Requirement -
Give the number of lines in the following entries that contain the word "DHCP", with nothing added.

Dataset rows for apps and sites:
------------
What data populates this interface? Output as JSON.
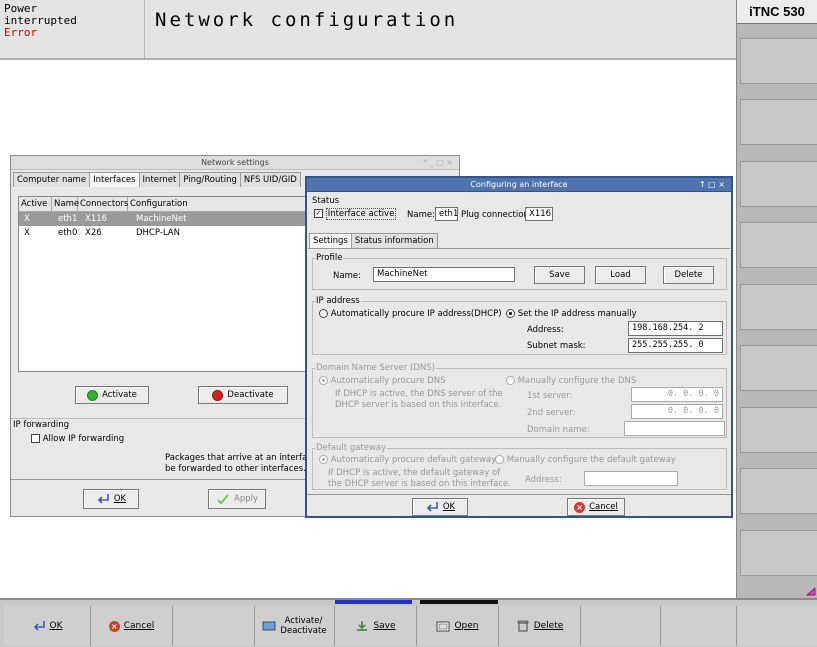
{
  "header": {
    "status_lines": [
      "Power",
      "interrupted"
    ],
    "error": "Error",
    "title": "Network configuration",
    "brand": "iTNC 530"
  },
  "network_settings": {
    "title": "Network settings",
    "tabs": [
      "Computer name",
      "Interfaces",
      "Internet",
      "Ping/Routing",
      "NFS UID/GID"
    ],
    "selected_tab": "Interfaces",
    "columns": [
      "Active",
      "Name",
      "Connectors",
      "Configuration"
    ],
    "rows": [
      {
        "active": "X",
        "name": "eth1",
        "connectors": "X116",
        "configuration": "MachineNet"
      },
      {
        "active": "X",
        "name": "eth0",
        "connectors": "X26",
        "configuration": "DHCP-LAN"
      }
    ],
    "activate": "Activate",
    "deactivate": "Deactivate",
    "ip_forwarding_label": "IP forwarding",
    "allow_ip_forwarding": "Allow IP forwarding",
    "note_line1": "Packages that arrive at an interface c",
    "note_line2": "be forwarded to other interfaces.",
    "ok": "OK",
    "apply": "Apply"
  },
  "config_dialog": {
    "title": "Configuring an interface",
    "status_label": "Status",
    "interface_active": "Interface active",
    "name_label": "Name:",
    "name_value": "eth1",
    "plug_label": "Plug connection:",
    "plug_value": "X116",
    "tabs": [
      "Settings",
      "Status information"
    ],
    "profile": {
      "label": "Profile",
      "name_label": "Name:",
      "name_value": "MachineNet",
      "save": "Save",
      "load": "Load",
      "delete": "Delete"
    },
    "ip": {
      "label": "IP address",
      "auto": "Automatically procure IP address(DHCP)",
      "manual": "Set the IP address manually",
      "address_label": "Address:",
      "address_value": "198.168.254.  2",
      "mask_label": "Subnet mask:",
      "mask_value": "255.255.255.  0"
    },
    "dns": {
      "label": "Domain Name Server (DNS)",
      "auto": "Automatically procure DNS",
      "manual": "Manually configure the DNS",
      "note1": "If DHCP is active, the DNS server of the",
      "note2": "DHCP server is based on this interface.",
      "server1_label": "1st server:",
      "server1_value": "0.  0.  0.  0",
      "server2_label": "2nd server:",
      "server2_value": "0.  0.  0.  0",
      "domain_label": "Domain name:"
    },
    "gateway": {
      "label": "Default gateway",
      "auto": "Automatically procure default gateway",
      "manual": "Manually configure the default gateway",
      "note1": "If DHCP is active, the default gateway of",
      "note2": "the DHCP server is based on this interface.",
      "address_label": "Address:"
    },
    "ok": "OK",
    "cancel": "Cancel"
  },
  "softkeys": {
    "ok": "OK",
    "cancel": "Cancel",
    "activate_l1": "Activate/",
    "activate_l2": "Deactivate",
    "save": "Save",
    "open": "Open",
    "delete": "Delete"
  }
}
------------
Answer section -
6